I've been thinking about integration rules, as I've got up to that part of an elementary calculus course for engineering students. I'm always in two minds about teaching integration rules: do they help the students in any way, or is it just algebraic mumbo-jumbo? I feel that for students of mathematics, and who wish to understand mathematics to any depth, wrestling with integration rules is helpful not only for algebraic practice, but in getting a deeper understanding of the behaviour of functions. For students of engineering, however, for whom mathematics is a tool and not an end in itself, I doubt their value. I'd rather teach the concepts of integration (with pictures), and use a symbolic system for any calculation. However, at this stage I'm stuck with an old-fashioned course which includes integration rules. So I'll teach 'em.

This brings me to partial fractions. In an elementary course, I'd tend not to go much further than fractions whose denominator can be expressed as a product of two linear functions; that is, given a fraction

[

frac{Q}{(ax+b)(cx+d)}

]

where , we aim to find and for which

[

frac{Q}{(ax+b)(cx+d)}=frac{A}{ax+b}+frac{B}{cx+d}.

]

In a first course, I might mention how to work with more complicated denominators, but in terms of practice I'd stick with easily factorizable quadratics.

If we wanted to go further, we might look at examples of the form

[

frac{Q}{V^k}

]

where is squarefree (say a quadratic not factorizable over ), We would try to express this fraction in the form

[

frac{A_k}{V^k}+frac{A_{k-1}}{V^{k-1}}+cdots+frac{A_2}{V^2}+frac{A_1}{V}

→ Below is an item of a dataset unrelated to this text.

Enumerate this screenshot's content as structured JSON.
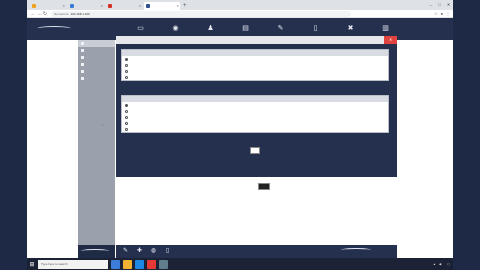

]

where each is a linear function of . The algebra of such a thing can be monstrous.

However! we can do better than this, using a technique called Hermite reduction which I have learned about in the writings of Manuel Bronstein (1963–2005), who among his many achievements, was the first to implement a complete version of the Risch algorithm for integration of elementary functions.

If is square-free, then using Euclid's algorithm we can find and for which

[

BV'+CV=frac{Q}{1-k}.

]

Then:

[

int frac{Q}{V^k},dx=frac{B}{V^{k-1}}+intfrac{(1-k)C+B'}{V^{k-1}},dx.

]

This last expression is the Hermite reduction formula.

For example, consider the integral

[

intfrac{2x^5+9x^4+16x^3-27x^2-104x-168}{(x^2+2x+5)^3},dx.

]

Nasty!

We have and so . Since is squarefree, Euclid's algorithm will enable us to find polynomials and for which

[

B_0V'+C_0V=1.

]

For polynomials as simple as these we could also simply equate coefficients and so find

[

B_0=-frac{x}{8}-frac{1}{8},quad C_0=frac{1}{4}.

]

Then the values and can be obtained by

begin{align*}

B&=B_0frac{Q}{1-k}bmod{V},\

C&=frac{Q/(1-k)-BV'}{V}.

end{align*}

In our case

begin{align*}

B&=3x+2\

C&=-x^3-frac{5}{2}x^2+2x+16.

end{align*}

This means that the integral is reduced to

[

frac{3x+2}{(x^2+2x+5)^2}+intfrac{2x^3+5x^2-4x-29}{(x^2+2x+5)^2},dx.

]

Now we apply Hermite reduction to the integral on the right, with the numerator being the new value of , and . The new values of and can be found by the formulas above:

begin{align*}

B&=B_0frac{Q}{1-k}bmod{V}=-3x+5\

C&=frac{Q/(1-k)-BV'}{V}=-2x+5

end{align*}

and so the integral is now reduced to

[

frac{3x+2}{(x^2+2x+5)^2}+frac{-3x+5}{x^2+2x+5}+intfrac{2x-2}{x^2+2x+5},dx

]

and this is as far as reduction will take us. The final integral is easily computed by standard means:

[

intfrac{2x-2}{x^2+2x+5},dx=intfrac{2x+2}{x^2+2x+5}-frac{4}{x^2+2x+5},dx=log(x^2+2x+5)-2arctanleft(frac{x+1}{2}right).

]

Putting all this together, the original integral has been computed to be

[

frac{3x+2}{(x^2+2x+5)^2}+frac{-3x+5}{x^2+2x+5}+log(x^2+2x+5)-2arctanleft(frac{x+1}{2}right)

]

and by a method which, if maybe fiddly to do by hand, is clearly superior to the algebraic horrors which partial fractions would produce.

It is methods like these which form the heart of symbolic integration routines in modern software. Why then, given that we'd teach a simplified partial fractions technique anyway, do we not ditch partial fractions for something along these lines (but simplified)?